The administration still has time to act. When I asked Crow whether he thought the Departments of Defense and State could logistically conduct an evacuation to Guam or another U.S. territory on short notice, he was unequivocal: “If the military is given the order by the White House, the military is prepared to accomplish that. That’s not conjecture by me, that’s what the military has said.”
Senators introduce bill to improve visa program to protect Afghan interpreters who helped US
A bipartisan group of senators has introduced legislation aimed at improving the Afghan special immigrant visa (SIV) program amid a growing push from lawmakers, veterans and advocates to ensure that Afghan interpreters and others who helped the United States are protected once US troops fully withdraw from Afghanistan. © Joe Raedle/Getty Images A U.S. Marine (C) talks through his interpreter (L) to an Afghan man during a patrol on July 6, 2009 in Mian Poshteh, Afghanistan. The bill introduced Thursday by Sens.
And if the timeline does prove to be too short for such an effort, then the answer is simple: Move the deadline. The September 11 deadline has, since its inception, been arbitrary, of arguably no military significance, a gimmicky way to add symmetry to an asymmetrical conflict. This anniversary should not dictate the timing of our withdrawal, especially if our rush does not allow us to evacuate our partners and allies.
When I mentioned the possibility of an evacuation to Ali on the phone, he didn’t say much. For the past three years, his younger brother has been trying to secure a visa. His brother is now in; American troops pulled out of the city in mid-May, leaving him and other partners behind.
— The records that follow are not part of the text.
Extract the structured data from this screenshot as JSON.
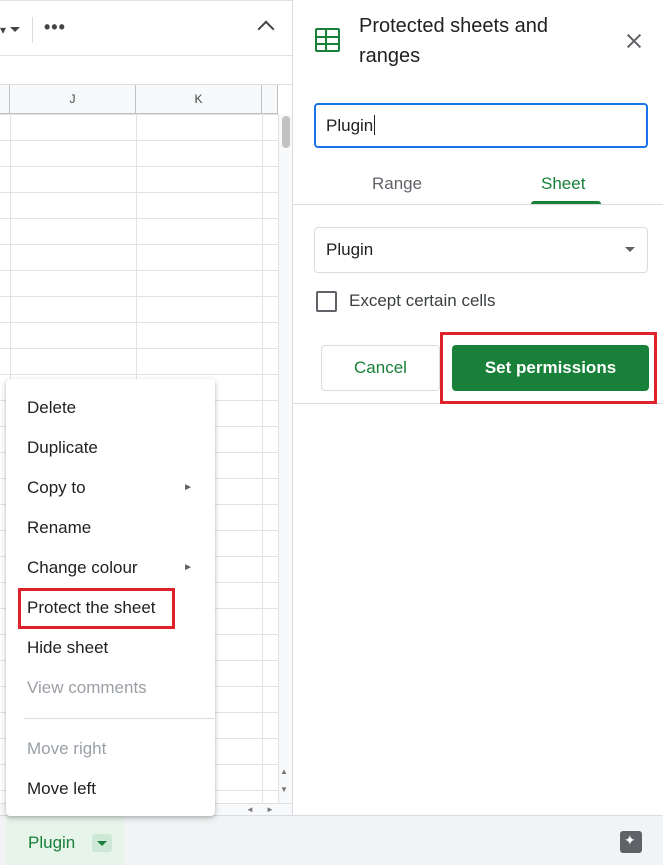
{
  "toolbar": {
    "more_icon": "more-horiz-icon",
    "more_glyph": "•••"
  },
  "grid": {
    "columns": [
      "J",
      "K"
    ]
  },
  "context_menu": {
    "items": [
      {
        "label": "Delete",
        "enabled": true
      },
      {
        "label": "Duplicate",
        "enabled": true
      },
      {
        "label": "Copy to",
        "enabled": true,
        "submenu": true
      },
      {
        "label": "Rename",
        "enabled": true
      },
      {
        "label": "Change colour",
        "enabled": true,
        "submenu": true
      },
      {
        "label": "Protect the sheet",
        "enabled": true,
        "highlighted": true
      },
      {
        "label": "Hide sheet",
        "enabled": true
      },
      {
        "label": "View comments",
        "enabled": false
      },
      {
        "label": "Move right",
        "enabled": false
      },
      {
        "label": "Move left",
        "enabled": true
      }
    ],
    "submenu_glyph": "►"
  },
  "panel": {
    "title": "Protected sheets and ranges",
    "description_value": "Plugin",
    "tabs": [
      {
        "label": "Range",
        "active": false
      },
      {
        "label": "Sheet",
        "active": true
      }
    ],
    "sheet_select_value": "Plugin",
    "except_cells_label": "Except certain cells",
    "except_cells_checked": false,
    "cancel_label": "Cancel",
    "set_permissions_label": "Set permissions"
  },
  "sheetbar": {
    "active_sheet": "Plugin"
  },
  "colors": {
    "accent_green": "#188038",
    "focus_blue": "#1a73e8",
    "highlight_red": "#e0202b"
  }
}
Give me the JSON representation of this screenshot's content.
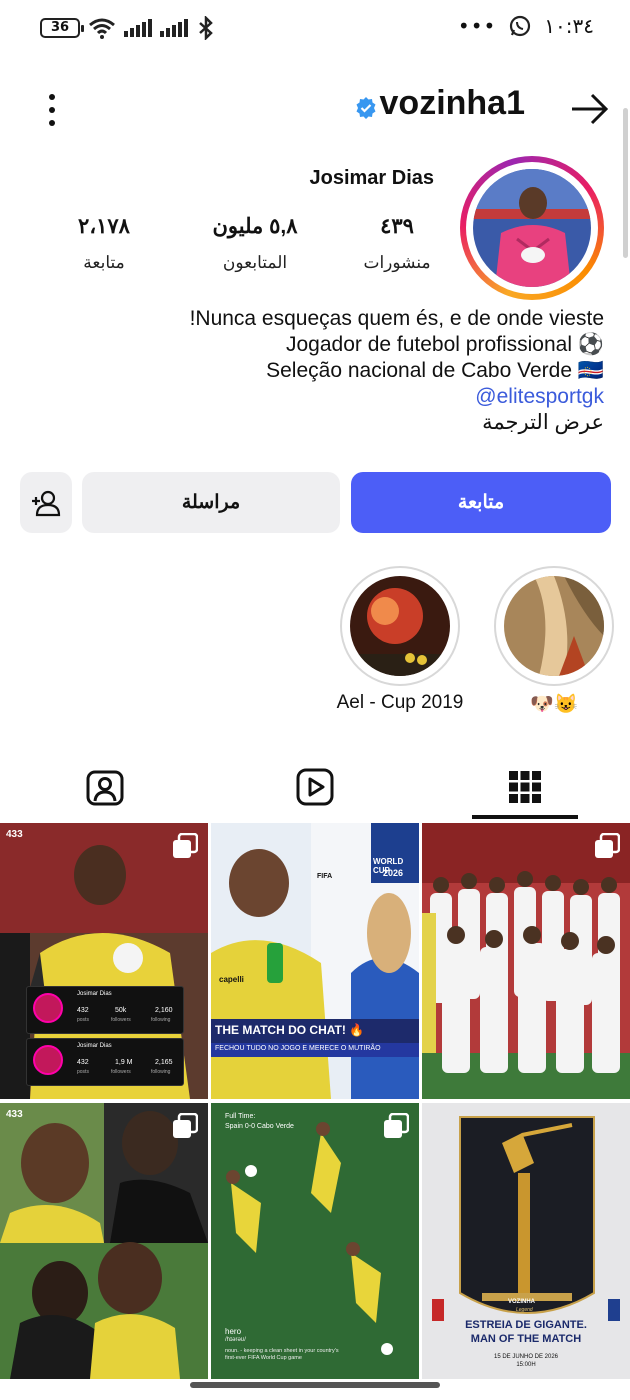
{
  "status_bar": {
    "battery": "36",
    "time": "١٠:٣٤"
  },
  "header": {
    "username": "vozinha1"
  },
  "profile": {
    "display_name": "Josimar Dias",
    "stats": {
      "posts_value": "٤٣٩",
      "posts_label": "منشورات",
      "followers_value": "٥,٨ مليون",
      "followers_label": "المتابعون",
      "following_value": "٢،١٧٨",
      "following_label": "متابعة"
    },
    "bio": {
      "line1": "!Nunca esqueças quem és, e de onde vieste",
      "line2": "Jogador de futebol profissional ⚽",
      "line3": "Seleção nacional de Cabo Verde 🇨🇻",
      "link": "@elitesportgk",
      "see_translation": "عرض الترجمة"
    }
  },
  "actions": {
    "follow": "متابعة",
    "message": "مراسلة"
  },
  "highlights": [
    {
      "caption": "🐶😺"
    },
    {
      "caption": "Ael - Cup 2019"
    }
  ],
  "posts": {
    "p1": {
      "badge": "433",
      "card_name": "Josimar Dias",
      "card1": {
        "posts": "432",
        "followers": "50k",
        "following": "2,160"
      },
      "card2": {
        "posts": "432",
        "followers": "1,9 M",
        "following": "2,165"
      },
      "labels": {
        "posts": "posts",
        "followers": "followers",
        "following": "following"
      }
    },
    "p2": {
      "event": "WORLD CUP",
      "year": "2026",
      "fifa": "FIFA",
      "banner1": "THE MATCH DO CHAT! 🔥",
      "banner2": "FECHOU TUDO NO JOGO E MERECE O MUTIRÃO",
      "sponsor": "capelli"
    },
    "p4": {
      "badge": "433"
    },
    "p5": {
      "header1": "Full Time:",
      "header2": "Spain 0-0 Cabo Verde",
      "word": "hero",
      "pron": "/hɪərəʊ/",
      "def": "noun. - keeping a clean sheet in your country's first-ever FIFA World Cup game"
    },
    "p6": {
      "name": "VOZINHA",
      "sub": "Legend",
      "title1": "ESTREIA DE GIGANTE.",
      "title2": "MAN OF THE MATCH",
      "date": "15 DE JUNHO DE 2026",
      "time": "15:00H"
    }
  },
  "colors": {
    "follow_button": "#4c5ef7",
    "secondary_button": "#efeff1",
    "verified": "#3897f0",
    "link": "#3b5bdb"
  }
}
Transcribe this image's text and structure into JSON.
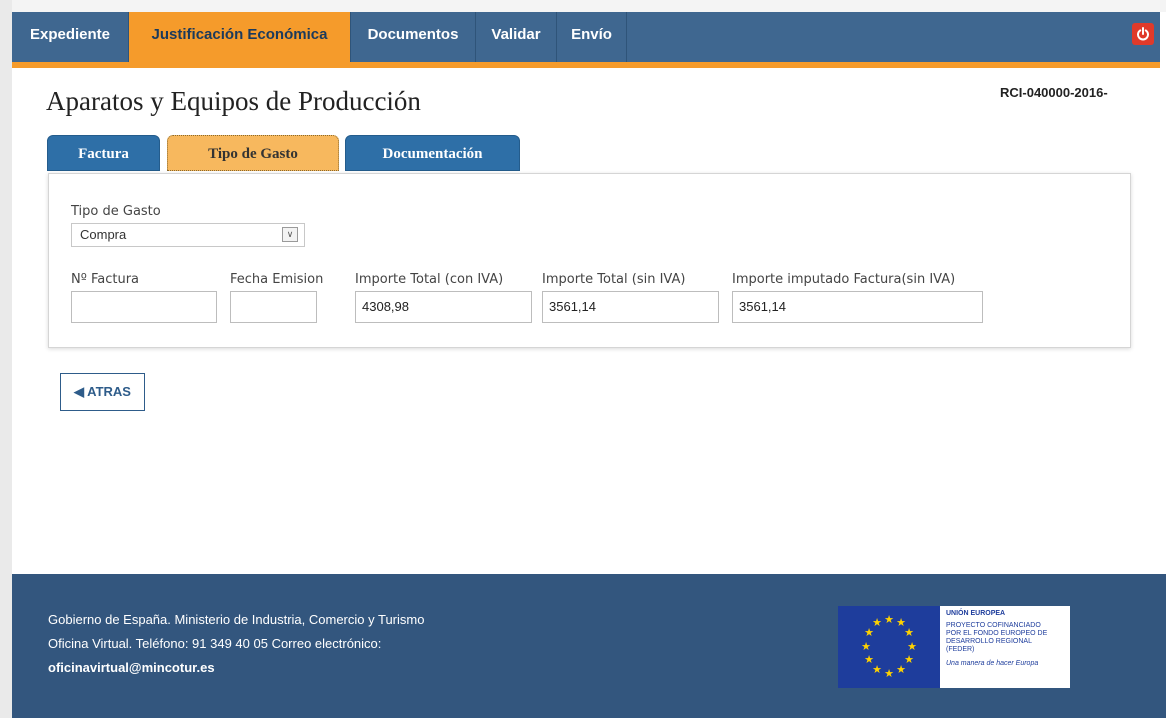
{
  "nav": {
    "items": [
      {
        "label": "Expediente"
      },
      {
        "label": "Justificación Económica"
      },
      {
        "label": "Documentos"
      },
      {
        "label": "Validar"
      },
      {
        "label": "Envío"
      }
    ],
    "active_index": 1
  },
  "page": {
    "title": "Aparatos y Equipos de Producción",
    "record_id": "RCI-040000-2016-"
  },
  "tabs": [
    {
      "label": "Factura"
    },
    {
      "label": "Tipo de Gasto"
    },
    {
      "label": "Documentación"
    }
  ],
  "active_tab": 1,
  "form": {
    "tipo_gasto": {
      "label": "Tipo de Gasto",
      "value": "Compra"
    },
    "n_factura": {
      "label": "Nº Factura",
      "value": ""
    },
    "fecha_emision": {
      "label": "Fecha Emision",
      "value": ""
    },
    "importe_total_con_iva": {
      "label": "Importe Total (con IVA)",
      "value": "4308,98"
    },
    "importe_total_sin_iva": {
      "label": "Importe Total (sin IVA)",
      "value": "3561,14"
    },
    "importe_imputado": {
      "label": "Importe imputado Factura(sin IVA)",
      "value": "3561,14"
    }
  },
  "back_button": {
    "label": "ATRAS"
  },
  "footer": {
    "line1": "Gobierno de España. Ministerio de Industria, Comercio y Turismo",
    "line2": "Oficina Virtual. Teléfono: 91 349 40 05   Correo electrónico:",
    "email": "oficinavirtual@mincotur.es",
    "eu_logo": {
      "heading": "UNIÓN EUROPEA",
      "line1": "PROYECTO COFINANCIADO",
      "line2": "POR EL FONDO EUROPEO DE",
      "line3": "DESARROLLO REGIONAL",
      "line4": "(FEDER)",
      "slogan": "Una manera de hacer Europa"
    }
  },
  "colors": {
    "nav_bg": "#3f6790",
    "accent_orange": "#f59b2b",
    "tab_blue": "#2e6fa7",
    "footer_bg": "#33567e",
    "power_red": "#e03a2a"
  },
  "icons": {
    "power": "power-icon",
    "back_arrow": "chevron-left-icon",
    "select_arrow": "chevron-down-icon"
  }
}
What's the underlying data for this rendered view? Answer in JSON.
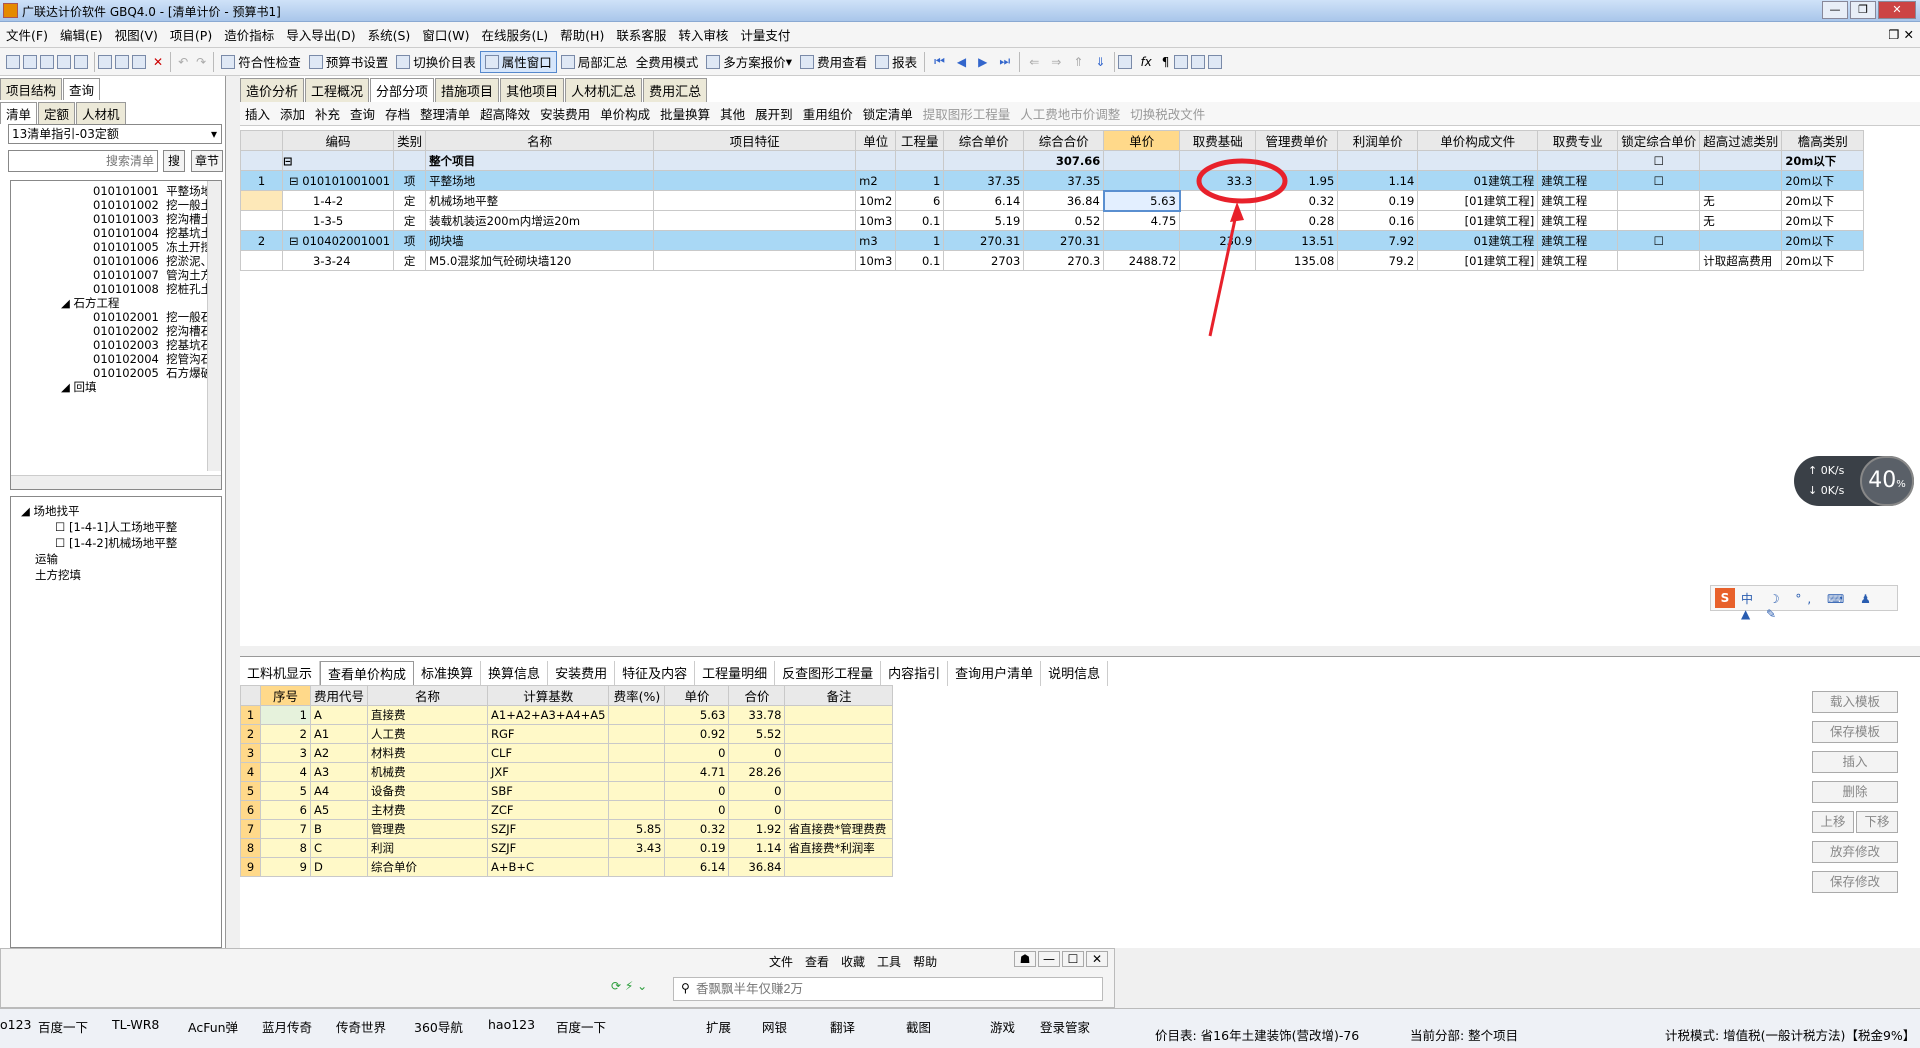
{
  "window": {
    "title": "广联达计价软件 GBQ4.0 - [清单计价 - 预算书1]"
  },
  "menu": [
    "文件(F)",
    "编辑(E)",
    "视图(V)",
    "项目(P)",
    "造价指标",
    "导入导出(D)",
    "系统(S)",
    "窗口(W)",
    "在线服务(L)",
    "帮助(H)",
    "联系客服",
    "转入审核",
    "计量支付"
  ],
  "toolbar": [
    "符合性检查",
    "预算书设置",
    "切换价目表",
    "属性窗口",
    "局部汇总",
    "全费用模式",
    "多方案报价",
    "费用查看",
    "报表"
  ],
  "left": {
    "tabs": [
      "项目结构",
      "查询"
    ],
    "subtabs": [
      "清单",
      "定额",
      "人材机"
    ],
    "select_value": "13清单指引-03定额",
    "search_placeholder": "搜索清单",
    "btn_search": "搜",
    "btn_chapter": "章节",
    "tree": [
      {
        "code": "010101001",
        "name": "平整场地"
      },
      {
        "code": "010101002",
        "name": "挖一般土"
      },
      {
        "code": "010101003",
        "name": "挖沟槽土"
      },
      {
        "code": "010101004",
        "name": "挖基坑土"
      },
      {
        "code": "010101005",
        "name": "冻土开挖"
      },
      {
        "code": "010101006",
        "name": "挖淤泥、"
      },
      {
        "code": "010101007",
        "name": "管沟土方"
      },
      {
        "code": "010101008",
        "name": "挖桩孔土"
      },
      {
        "code": "",
        "name": "石方工程"
      },
      {
        "code": "010102001",
        "name": "挖一般石"
      },
      {
        "code": "010102002",
        "name": "挖沟槽石"
      },
      {
        "code": "010102003",
        "name": "挖基坑石"
      },
      {
        "code": "010102004",
        "name": "挖管沟石"
      },
      {
        "code": "010102005",
        "name": "石方爆破"
      },
      {
        "code": "",
        "name": "回填"
      }
    ],
    "tree2": [
      "场地找平",
      "[1-4-1]人工场地平整",
      "[1-4-2]机械场地平整",
      "运输",
      "土方挖填"
    ]
  },
  "main": {
    "tabs": [
      "造价分析",
      "工程概况",
      "分部分项",
      "措施项目",
      "其他项目",
      "人材机汇总",
      "费用汇总"
    ],
    "subtoolbar": [
      "插入",
      "添加",
      "补充",
      "查询",
      "存档",
      "整理清单",
      "超高降效",
      "安装费用",
      "单价构成",
      "批量换算",
      "其他",
      "展开到",
      "重用组价",
      "锁定清单",
      "提取图形工程量",
      "人工费地市价调整",
      "切换税改文件"
    ],
    "columns": [
      "",
      "编码",
      "类别",
      "名称",
      "项目特征",
      "单位",
      "工程量",
      "综合单价",
      "综合合价",
      "单价",
      "取费基础",
      "管理费单价",
      "利润单价",
      "单价构成文件",
      "取费专业",
      "锁定综合单价",
      "超高过滤类别",
      "檐高类别"
    ],
    "rows": [
      {
        "type": "total",
        "no": "",
        "code": "",
        "cat": "",
        "name": "整个项目",
        "feat": "",
        "unit": "",
        "qty": "",
        "uprice": "",
        "total": "307.66",
        "price": "",
        "base": "",
        "mgmt": "",
        "profit": "",
        "file": "",
        "spec": "",
        "lock": "",
        "filt": "",
        "height": "20m以下"
      },
      {
        "type": "lvl1",
        "no": "1",
        "code": "010101001001",
        "cat": "项",
        "name": "平整场地",
        "feat": "",
        "unit": "m2",
        "qty": "1",
        "uprice": "37.35",
        "total": "37.35",
        "price": "",
        "base": "33.3",
        "mgmt": "1.95",
        "profit": "1.14",
        "file": "01建筑工程",
        "spec": "建筑工程",
        "lock": "",
        "filt": "",
        "height": "20m以下"
      },
      {
        "type": "sub",
        "no": "",
        "code": "1-4-2",
        "cat": "定",
        "name": "机械场地平整",
        "feat": "",
        "unit": "10m2",
        "qty": "6",
        "uprice": "6.14",
        "total": "36.84",
        "price": "5.63",
        "base": "",
        "mgmt": "0.32",
        "profit": "0.19",
        "file": "[01建筑工程]",
        "spec": "建筑工程",
        "lock": "",
        "filt": "无",
        "height": "20m以下"
      },
      {
        "type": "sub",
        "no": "",
        "code": "1-3-5",
        "cat": "定",
        "name": "装载机装运200m内增运20m",
        "feat": "",
        "unit": "10m3",
        "qty": "0.1",
        "uprice": "5.19",
        "total": "0.52",
        "price": "4.75",
        "base": "",
        "mgmt": "0.28",
        "profit": "0.16",
        "file": "[01建筑工程]",
        "spec": "建筑工程",
        "lock": "",
        "filt": "无",
        "height": "20m以下"
      },
      {
        "type": "lvl1",
        "no": "2",
        "code": "010402001001",
        "cat": "项",
        "name": "砌块墙",
        "feat": "",
        "unit": "m3",
        "qty": "1",
        "uprice": "270.31",
        "total": "270.31",
        "price": "",
        "base": "230.9",
        "mgmt": "13.51",
        "profit": "7.92",
        "file": "01建筑工程",
        "spec": "建筑工程",
        "lock": "",
        "filt": "",
        "height": "20m以下"
      },
      {
        "type": "sub",
        "no": "",
        "code": "3-3-24",
        "cat": "定",
        "name": "M5.0混浆加气砼砌块墙120",
        "feat": "",
        "unit": "10m3",
        "qty": "0.1",
        "uprice": "2703",
        "total": "270.3",
        "price": "2488.72",
        "base": "",
        "mgmt": "135.08",
        "profit": "79.2",
        "file": "[01建筑工程]",
        "spec": "建筑工程",
        "lock": "",
        "filt": "计取超高费用",
        "height": "20m以下"
      }
    ]
  },
  "bottom": {
    "tabs": [
      "工料机显示",
      "查看单价构成",
      "标准换算",
      "换算信息",
      "安装费用",
      "特征及内容",
      "工程量明细",
      "反查图形工程量",
      "内容指引",
      "查询用户清单",
      "说明信息"
    ],
    "columns": [
      "",
      "序号",
      "费用代号",
      "名称",
      "计算基数",
      "费率(%)",
      "单价",
      "合价",
      "备注"
    ],
    "rows": [
      [
        "1",
        "1",
        "A",
        "直接费",
        "A1+A2+A3+A4+A5",
        "",
        "5.63",
        "33.78",
        ""
      ],
      [
        "2",
        "2",
        "A1",
        "人工费",
        "RGF",
        "",
        "0.92",
        "5.52",
        ""
      ],
      [
        "3",
        "3",
        "A2",
        "材料费",
        "CLF",
        "",
        "0",
        "0",
        ""
      ],
      [
        "4",
        "4",
        "A3",
        "机械费",
        "JXF",
        "",
        "4.71",
        "28.26",
        ""
      ],
      [
        "5",
        "5",
        "A4",
        "设备费",
        "SBF",
        "",
        "0",
        "0",
        ""
      ],
      [
        "6",
        "6",
        "A5",
        "主材费",
        "ZCF",
        "",
        "0",
        "0",
        ""
      ],
      [
        "7",
        "7",
        "B",
        "管理费",
        "SZJF",
        "5.85",
        "0.32",
        "1.92",
        "省直接费*管理费费"
      ],
      [
        "8",
        "8",
        "C",
        "利润",
        "SZJF",
        "3.43",
        "0.19",
        "1.14",
        "省直接费*利润率"
      ],
      [
        "9",
        "9",
        "D",
        "综合单价",
        "A+B+C",
        "",
        "6.14",
        "36.84",
        ""
      ]
    ],
    "buttons": [
      "载入模板",
      "保存模板",
      "插入",
      "删除",
      "上移",
      "下移",
      "放弃修改",
      "保存修改"
    ]
  },
  "browser": {
    "menu": [
      "文件",
      "查看",
      "收藏",
      "工具",
      "帮助"
    ],
    "search_placeholder": "香飘飘半年仅赚2万",
    "bookmarks": [
      "o123",
      "百度一下",
      "TL-WR8",
      "AcFun弹",
      "蓝月传奇",
      "传奇世界",
      "360导航",
      "hao123",
      "百度一下"
    ],
    "tools": [
      "扩展",
      "网银",
      "翻译",
      "截图",
      "游戏",
      "登录管家"
    ]
  },
  "status": {
    "price_table": "价目表: 省16年土建装饰(营改增)-76",
    "current": "当前分部: 整个项目",
    "tax": "计税模式: 增值税(一般计税方法)【税金9%】"
  },
  "speed": {
    "up": "0K/s",
    "down": "0K/s",
    "pct": "40"
  },
  "colors": {
    "highlight": "#ffd98a",
    "row_blue": "#a9d8f5",
    "annotation": "#e8212b"
  }
}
Ali told me that his brother had recently sent him a statement by the Taliban, in which the group announced its plan to offer clemency to interpreters and others who worked for the Americans. “Really?” I asked. “Yes,” he said. “So long as the interpreters repent and admit that they betrayed the Afghan people.” When I asked what he thought of the Taliban offer, he laughed and said, “These days, I’d hesitate to take anyone at their word.”
Senator who votes with Democrats wants Biden's 'hair on fire' to get interpreters out of Afghanistan .
A senator who typically sides with Democrats is pressing President Joe Biden to do more to help Afghan interpreters who assisted U.S. forces there get out of the country, and possible harm, before American forces depart this summer. © Provided by Washington Examiner "I want the White House's hair on fire" over the pressing need to ensure Afghans' safety, Sen. Angus King, an independent from Maine, told reporters. "The time is short and getting shorter all the time." There are some 18,000 special visa applications from Afghan citizens awaiting processing, a backlog that could take some time to ease.